(The Australian Financial Counselling and Credit Reform Association (AFCCRA) has since changed its name to Financial Counselling Australia.)
AFCCRA was set up in 1984 and is the peak body for financial counsellors in Australia. It is a federation of eight members made up of a financial counselling organisation from each of the states and territories. Each state or territory elects one person to AFCCRA Council. Where there is no formal association, the AFCCRA member respresents a network of financial counsellors.
AFCCRA lost its peak body funding in 1996, when the federal government changed. AFCCRA was at a low ebb, its Canberra office was closed, and staff had to find other employment. AFCCRA was re-funded again in mid 2009 by the current federal government. During the time without funding, AFCCRA continued to exist because of the efforts of its Council, whose voluntary contribution was enormous.
Jan joined AFCCRA Council in 1999 and remained on the executive until her death. She was Chair for almost all of that time (with the exception of 2005-06 and 2006-07 when David Tennant took the role, with Jan as Deputy Chair).
Jan wrote that in recent years, AFCCRA's role as the national peak body focused on raising the profile of financial counselling, enhancing the professionalism of the sector, facilitating communication between financial counsellors, lobbying for increased funding and advocating for the fair treatment of low income, vulnerable and disadvantaged consumers.
There have been a number of gains in the financial counselling field in recent years. Jan drove many of these (although she would want us to also acknowledge the significant contribution of her fellow AFCCRA Council members). Some recent successes, with the help of government in many of them, include:
Doubling of Funding for the Ccommonwealth Financial Counselling Program in the 2008 budget from $2.5 million per year to $5 million per year. This was the first funding increase since the CFCP was introduced in 1990.
Employment of 50 new financial counsellors around Australia in response to the 2009 global financial crisis.
A national diploma to ensure that professional standards are consistent around Australia. The development of AFCCRA’s Reconciliation Action Plan.
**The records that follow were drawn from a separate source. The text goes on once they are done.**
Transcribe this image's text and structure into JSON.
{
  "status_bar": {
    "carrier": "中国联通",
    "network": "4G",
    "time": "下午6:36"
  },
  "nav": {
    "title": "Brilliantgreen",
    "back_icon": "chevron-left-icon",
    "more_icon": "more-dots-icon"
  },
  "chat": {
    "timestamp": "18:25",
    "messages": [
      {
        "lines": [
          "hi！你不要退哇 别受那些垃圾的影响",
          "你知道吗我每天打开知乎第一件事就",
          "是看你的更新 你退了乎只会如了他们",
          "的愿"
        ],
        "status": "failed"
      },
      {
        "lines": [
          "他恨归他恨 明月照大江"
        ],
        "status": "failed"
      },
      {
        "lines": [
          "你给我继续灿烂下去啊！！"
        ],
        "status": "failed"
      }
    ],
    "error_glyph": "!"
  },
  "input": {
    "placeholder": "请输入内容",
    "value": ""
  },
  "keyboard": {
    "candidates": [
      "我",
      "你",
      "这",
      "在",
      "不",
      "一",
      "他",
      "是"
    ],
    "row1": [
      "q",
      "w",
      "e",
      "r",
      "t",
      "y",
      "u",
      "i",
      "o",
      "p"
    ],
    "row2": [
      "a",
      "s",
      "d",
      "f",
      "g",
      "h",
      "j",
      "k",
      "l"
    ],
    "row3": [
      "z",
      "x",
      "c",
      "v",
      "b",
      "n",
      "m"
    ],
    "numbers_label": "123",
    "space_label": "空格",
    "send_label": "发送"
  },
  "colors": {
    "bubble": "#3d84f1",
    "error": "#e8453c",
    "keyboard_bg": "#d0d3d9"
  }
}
AFCCRA was one of the first organisations to have such a plan.
The establishment of the Financial Counselling Foundation in 2017. The purpose of the Foundation is to provide grants for projects that will build the capacity of the Australian financial counselling sector, and contribute towards the sector’s long-term sustainability.
Involvement in numerous policy campaigns, particularly those relating to bankruptcy, debt collection and the regulation of credit.
The re-funding of AFCCRA as a peak body.
Read what Jan wrote after the announcement of the doubling of the Federal Government funding, where she explains some of the behind the scenes work that led to this ‘overnight success’.